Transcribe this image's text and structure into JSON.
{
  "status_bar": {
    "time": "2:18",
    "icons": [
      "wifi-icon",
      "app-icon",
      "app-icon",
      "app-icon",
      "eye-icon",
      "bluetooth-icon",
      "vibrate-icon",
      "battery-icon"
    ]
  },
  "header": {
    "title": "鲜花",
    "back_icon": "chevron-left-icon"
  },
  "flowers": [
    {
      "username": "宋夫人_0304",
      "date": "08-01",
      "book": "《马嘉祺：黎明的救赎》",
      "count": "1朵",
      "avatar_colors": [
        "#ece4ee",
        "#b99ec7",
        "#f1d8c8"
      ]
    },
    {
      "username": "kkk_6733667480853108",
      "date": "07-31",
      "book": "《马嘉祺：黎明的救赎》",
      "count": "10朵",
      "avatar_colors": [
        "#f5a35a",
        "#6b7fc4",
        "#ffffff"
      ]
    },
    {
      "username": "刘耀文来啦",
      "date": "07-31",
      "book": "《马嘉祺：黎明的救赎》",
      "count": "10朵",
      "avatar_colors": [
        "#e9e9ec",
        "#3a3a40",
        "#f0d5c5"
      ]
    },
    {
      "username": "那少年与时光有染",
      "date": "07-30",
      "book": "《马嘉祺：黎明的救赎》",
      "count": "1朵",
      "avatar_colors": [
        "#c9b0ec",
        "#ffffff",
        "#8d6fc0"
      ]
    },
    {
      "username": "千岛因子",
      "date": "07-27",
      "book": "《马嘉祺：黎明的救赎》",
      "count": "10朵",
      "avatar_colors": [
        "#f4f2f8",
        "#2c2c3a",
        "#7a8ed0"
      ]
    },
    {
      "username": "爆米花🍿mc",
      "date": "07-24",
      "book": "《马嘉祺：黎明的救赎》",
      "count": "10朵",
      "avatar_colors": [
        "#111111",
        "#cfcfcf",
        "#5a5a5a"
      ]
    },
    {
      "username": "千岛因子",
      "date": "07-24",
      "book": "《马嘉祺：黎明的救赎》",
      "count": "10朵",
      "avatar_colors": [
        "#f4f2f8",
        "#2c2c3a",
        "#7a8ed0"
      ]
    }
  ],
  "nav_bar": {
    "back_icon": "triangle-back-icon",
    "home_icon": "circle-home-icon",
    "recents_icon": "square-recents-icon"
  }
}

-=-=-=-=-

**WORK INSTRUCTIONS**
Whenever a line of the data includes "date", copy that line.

**OUTPUT OF THE EXERCISE**
      "date": "08-01",
      "date": "07-31",
      "date": "07-31",
      "date": "07-30",
      "date": "07-27",
      "date": "07-24",
      "date": "07-24",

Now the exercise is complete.